Team-based Competitive Matches
What It's Like: Ever since the inception of team deathmatch, first-person shooters have been mixing cooperative and competitive play. Battleborn's five-player team size encourages and rewards groups who play together as a tight-knit squad, similar to shooter series like Battlefield and Rainbow Six, as well as the multiplayer offerings of the Left 4 Dead series. Battleborn's Incursion mode, which we played during our visit to Gearbox, was structured similarly to MOBAs like League of Legends and Dota 2, tasking players with taking down the opposing team's base and a pair of A.I.-controlled mechs in between.

Why It's Different: While MOBAs may be the easiest comparison point for the structure of Incursion mode, Battleborn plays like a shooter through and through. The matches we played had more of a tug-of-war feel than most competitive shooters, with both the scores (earned from killing players, NPCs, and taking down the opposing team's massive spider mechs) and map territory constantly oscillating between the two teams. The smaller player count also makes matches feel more intimate than most shooters, while the inclusion of NPCs (which we'll discuss later) ensures there isn't much downtime.

A Massive Roster Of Playable Characters
What It's Like: Gearbox likened the game's stable of playable characters to the fighting-game genre, and the comparison is apt; each hero not only sports his or her own unique abilities, but the wildly different themes and aesthetics of Battleborn's gang of misfits reminded us more of a Marvel vs. Capcom or Mortal Kombat than a shooter. MOBAs like League of Legends and Dota 2 also have giant rosters of disparate and unique characters, making it another obvious comparison point.

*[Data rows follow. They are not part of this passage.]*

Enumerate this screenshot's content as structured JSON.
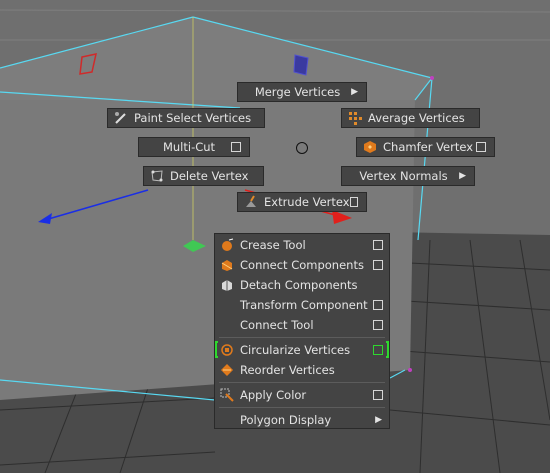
{
  "colors": {
    "menu_bg": "#444444",
    "viewport_bg": "#6f6f6f",
    "wire": "#58d9f2",
    "x_axis": "#e0201c",
    "z_axis": "#1a2ee6"
  },
  "radial": {
    "merge_vertices": "Merge Vertices",
    "paint_select_vertices": "Paint Select Vertices",
    "average_vertices": "Average Vertices",
    "multi_cut": "Multi-Cut",
    "chamfer_vertex": "Chamfer Vertex",
    "delete_vertex": "Delete Vertex",
    "vertex_normals": "Vertex Normals",
    "extrude_vertex": "Extrude Vertex"
  },
  "menu": {
    "crease_tool": "Crease Tool",
    "connect_components": "Connect Components",
    "detach_components": "Detach Components",
    "transform_component": "Transform Component",
    "connect_tool": "Connect Tool",
    "circularize_vertices": "Circularize Vertices",
    "reorder_vertices": "Reorder Vertices",
    "apply_color": "Apply Color",
    "polygon_display": "Polygon Display"
  }
}
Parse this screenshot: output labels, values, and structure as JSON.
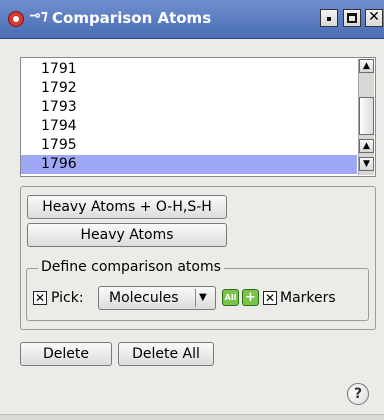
{
  "window": {
    "title": "Comparison Atoms"
  },
  "list": {
    "items": [
      "1791",
      "1792",
      "1793",
      "1794",
      "1795",
      "1796"
    ],
    "selected_index": 5
  },
  "buttons": {
    "heavy_oh_sh": "Heavy Atoms + O-H,S-H",
    "heavy": "Heavy Atoms",
    "delete": "Delete",
    "delete_all": "Delete All"
  },
  "define_group": {
    "legend": "Define comparison atoms",
    "pick_label": "Pick:",
    "pick_checked": true,
    "mode": "Molecules",
    "all_icon_label": "All",
    "markers_label": "Markers",
    "markers_checked": true
  },
  "icons": {
    "app": "app-icon",
    "pin": "pin-icon",
    "help": "help-icon",
    "accent_green": "#7ac24a",
    "selection": "#9ea8f5",
    "titlebar": "#4a6db4"
  }
}
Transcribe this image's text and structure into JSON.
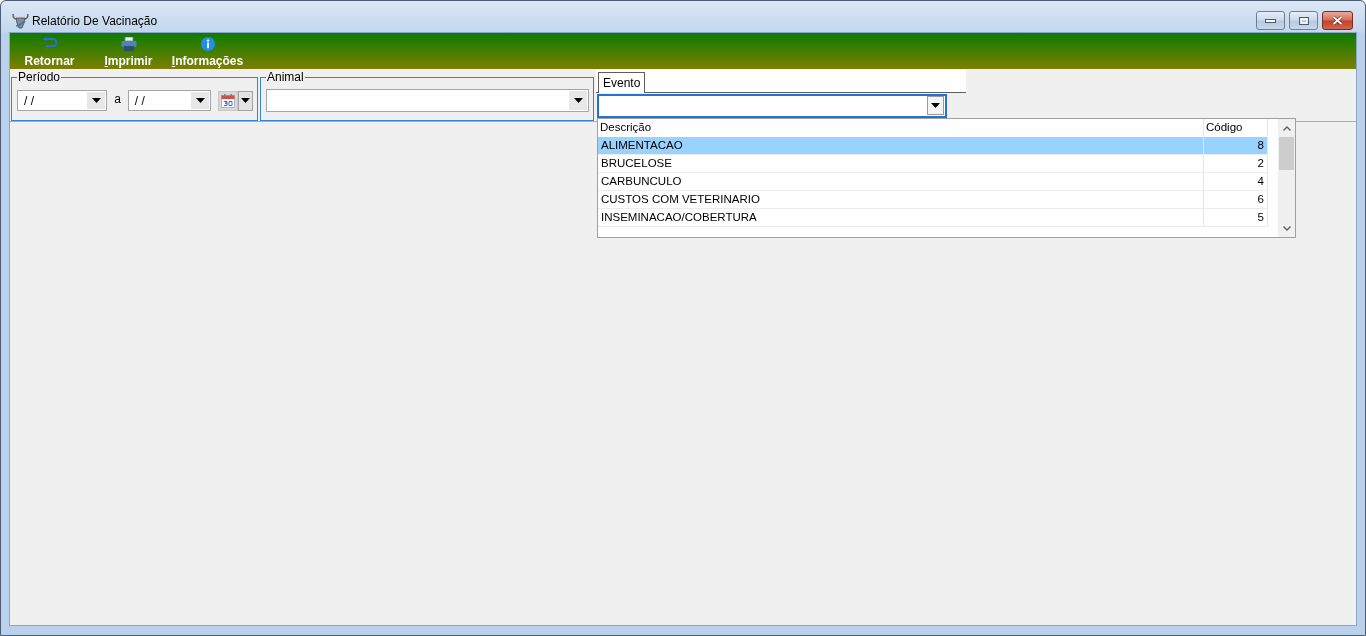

Why It's Different: Many shooters like Battlefield and Team Fortress 2 feature different classes with unique abilities, but they pale in comparison to Battleborn's extreme sense of variety. The closest comparison would be Evolve, but unlike the hunters in Turtle Rock's shooter, the characters in Battleborn aren't just limited to guns; melee-focused characters like Rath and Phoebe change up the feel of battles and team tactics even further. I played as five of Battleborn's characters, and each felt satisfyingly different – Thorn in particular felt like she was from a completely different kind of first-person game, but still somehow meshes with Battleborn's world and gameplay. I'm looking forward to seeing some of the wilder characters like Phoebe and Caldarius in action, but on the whole, Battleborn's stable of unique heroes is what distinguishes the game most from other shooters.

Coming Up Next: We break down Battleborn's leveling system and A.I.-controlled combatants...